Records for the exercise.
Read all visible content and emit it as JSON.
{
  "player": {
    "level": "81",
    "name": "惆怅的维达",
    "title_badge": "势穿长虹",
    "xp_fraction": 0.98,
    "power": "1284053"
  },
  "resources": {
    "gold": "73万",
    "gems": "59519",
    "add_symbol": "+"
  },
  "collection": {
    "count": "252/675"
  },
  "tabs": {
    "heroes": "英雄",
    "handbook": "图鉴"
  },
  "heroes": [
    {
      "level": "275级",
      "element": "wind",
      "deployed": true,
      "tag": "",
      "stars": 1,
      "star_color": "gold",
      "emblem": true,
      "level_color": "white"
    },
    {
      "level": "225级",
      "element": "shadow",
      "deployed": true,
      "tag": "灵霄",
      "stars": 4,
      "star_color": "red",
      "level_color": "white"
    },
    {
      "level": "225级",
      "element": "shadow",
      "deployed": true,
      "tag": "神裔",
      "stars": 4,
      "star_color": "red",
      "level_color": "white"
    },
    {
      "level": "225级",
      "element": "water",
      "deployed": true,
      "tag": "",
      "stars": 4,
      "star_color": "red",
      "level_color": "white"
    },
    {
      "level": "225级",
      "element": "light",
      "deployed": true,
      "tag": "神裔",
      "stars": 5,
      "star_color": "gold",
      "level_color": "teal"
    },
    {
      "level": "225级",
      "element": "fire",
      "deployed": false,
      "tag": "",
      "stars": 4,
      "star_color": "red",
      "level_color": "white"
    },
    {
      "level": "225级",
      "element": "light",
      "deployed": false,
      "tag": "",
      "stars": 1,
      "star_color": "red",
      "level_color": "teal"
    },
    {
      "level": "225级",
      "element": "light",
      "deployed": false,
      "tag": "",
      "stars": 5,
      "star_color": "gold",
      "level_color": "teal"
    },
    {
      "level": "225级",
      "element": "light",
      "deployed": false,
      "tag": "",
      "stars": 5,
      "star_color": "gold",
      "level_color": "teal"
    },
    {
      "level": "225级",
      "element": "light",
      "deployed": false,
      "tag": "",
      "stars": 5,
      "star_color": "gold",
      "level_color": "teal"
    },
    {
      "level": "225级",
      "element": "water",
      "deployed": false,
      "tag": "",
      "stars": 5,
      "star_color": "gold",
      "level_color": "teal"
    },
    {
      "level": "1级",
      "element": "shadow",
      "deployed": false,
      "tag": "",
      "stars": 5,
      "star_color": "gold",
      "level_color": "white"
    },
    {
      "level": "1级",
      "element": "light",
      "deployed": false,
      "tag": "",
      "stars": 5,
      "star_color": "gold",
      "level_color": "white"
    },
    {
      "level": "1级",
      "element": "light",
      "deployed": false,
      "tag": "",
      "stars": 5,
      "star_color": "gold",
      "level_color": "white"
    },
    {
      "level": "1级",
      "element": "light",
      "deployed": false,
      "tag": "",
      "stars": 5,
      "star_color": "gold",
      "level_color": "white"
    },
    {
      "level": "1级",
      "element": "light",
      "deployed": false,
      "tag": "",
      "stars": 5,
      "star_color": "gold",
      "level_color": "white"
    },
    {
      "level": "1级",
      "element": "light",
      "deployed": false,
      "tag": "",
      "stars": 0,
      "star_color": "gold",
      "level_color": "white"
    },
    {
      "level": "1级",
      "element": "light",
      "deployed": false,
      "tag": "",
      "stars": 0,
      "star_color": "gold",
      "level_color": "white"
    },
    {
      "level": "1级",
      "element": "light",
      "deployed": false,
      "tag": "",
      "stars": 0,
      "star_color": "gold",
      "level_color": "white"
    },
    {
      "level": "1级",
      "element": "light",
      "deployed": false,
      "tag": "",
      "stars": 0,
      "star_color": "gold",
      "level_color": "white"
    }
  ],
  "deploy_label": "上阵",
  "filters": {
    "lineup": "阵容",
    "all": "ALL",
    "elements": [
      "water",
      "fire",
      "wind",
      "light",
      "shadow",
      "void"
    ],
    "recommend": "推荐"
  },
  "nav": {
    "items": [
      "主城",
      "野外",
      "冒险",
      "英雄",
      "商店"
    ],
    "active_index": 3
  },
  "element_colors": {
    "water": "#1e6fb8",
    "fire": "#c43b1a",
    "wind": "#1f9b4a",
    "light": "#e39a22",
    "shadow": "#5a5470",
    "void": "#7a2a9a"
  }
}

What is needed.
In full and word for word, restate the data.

Written response.
Read all visible content and emit it as JSON.
{
  "player": {
    "level": "81",
    "name": "惆怅的维达",
    "title_badge": "势穿长虹",
    "xp_fraction": 0.98,
    "power": "1284053"
  },
  "resources": {
    "gold": "73万",
    "gems": "59519",
    "add_symbol": "+"
  },
  "collection": {
    "count": "252/675"
  },
  "tabs": {
    "heroes": "英雄",
    "handbook": "图鉴"
  },
  "heroes": [
    {
      "level": "275级",
      "element": "wind",
      "deployed": true,
      "tag": "",
      "stars": 1,
      "star_color": "gold",
      "emblem": true,
      "level_color": "white"
    },
    {
      "level": "225级",
      "element": "shadow",
      "deployed": true,
      "tag": "灵霄",
      "stars": 4,
      "star_color": "red",
      "level_color": "white"
    },
    {
      "level": "225级",
      "element": "shadow",
      "deployed": true,
      "tag": "神裔",
      "stars": 4,
      "star_color": "red",
      "level_color": "white"
    },
    {
      "level": "225级",
      "element": "water",
      "deployed": true,
      "tag": "",
      "stars": 4,
      "star_color": "red",
      "level_color": "white"
    },
    {
      "level": "225级",
      "element": "light",
      "deployed": true,
      "tag": "神裔",
      "stars": 5,
      "star_color": "gold",
      "level_color": "teal"
    },
    {
      "level": "225级",
      "element": "fire",
      "deployed": false,
      "tag": "",
      "stars": 4,
      "star_color": "red",
      "level_color": "white"
    },
    {
      "level": "225级",
      "element": "light",
      "deployed": false,
      "tag": "",
      "stars": 1,
      "star_color": "red",
      "level_color": "teal"
    },
    {
      "level": "225级",
      "element": "light",
      "deployed": false,
      "tag": "",
      "stars": 5,
      "star_color": "gold",
      "level_color": "teal"
    },
    {
      "level": "225级",
      "element": "light",
      "deployed": false,
      "tag": "",
      "stars": 5,
      "star_color": "gold",
      "level_color": "teal"
    },
    {
      "level": "225级",
      "element": "light",
      "deployed": false,
      "tag": "",
      "stars": 5,
      "star_color": "gold",
      "level_color": "teal"
    },
    {
      "level": "225级",
      "element": "water",
      "deployed": false,
      "tag": "",
      "stars": 5,
      "star_color": "gold",
      "level_color": "teal"
    },
    {
      "level": "1级",
      "element": "shadow",
      "deployed": false,
      "tag": "",
      "stars": 5,
      "star_color": "gold",
      "level_color": "white"
    },
    {
      "level": "1级",
      "element": "light",
      "deployed": false,
      "tag": "",
      "stars": 5,
      "star_color": "gold",
      "level_color": "white"
    },
    {
      "level": "1级",
      "element": "light",
      "deployed": false,
      "tag": "",
      "stars": 5,
      "star_color": "gold",
      "level_color": "white"
    },
    {
      "level": "1级",
      "element": "light",
      "deployed": false,
      "tag": "",
      "stars": 5,
      "star_color": "gold",
      "level_color": "white"
    },
    {
      "level": "1级",
      "element": "light",
      "deployed": false,
      "tag": "",
      "stars": 5,
      "star_color": "gold",
      "level_color": "white"
    },
    {
      "level": "1级",
      "element": "light",
      "deployed": false,
      "tag": "",
      "stars": 0,
      "star_color": "gold",
      "level_color": "white"
    },
    {
      "level": "1级",
      "element": "light",
      "deployed": false,
      "tag": "",
      "stars": 0,
      "star_color": "gold",
      "level_color": "white"
    },
    {
      "level": "1级",
      "element": "light",
      "deployed": false,
      "tag": "",
      "stars": 0,
      "star_color": "gold",
      "level_color": "white"
    },
    {
      "level": "1级",
      "element": "light",
      "deployed": false,
      "tag": "",
      "stars": 0,
      "star_color": "gold",
      "level_color": "white"
    }
  ],
  "deploy_label": "上阵",
  "filters": {
    "lineup": "阵容",
    "all": "ALL",
    "elements": [
      "water",
      "fire",
      "wind",
      "light",
      "shadow",
      "void"
    ],
    "recommend": "推荐"
  },
  "nav": {
    "items": [
      "主城",
      "野外",
      "冒险",
      "英雄",
      "商店"
    ],
    "active_index": 3
  },
  "element_colors": {
    "water": "#1e6fb8",
    "fire": "#c43b1a",
    "wind": "#1f9b4a",
    "light": "#e39a22",
    "shadow": "#5a5470",
    "void": "#7a2a9a"
  }
}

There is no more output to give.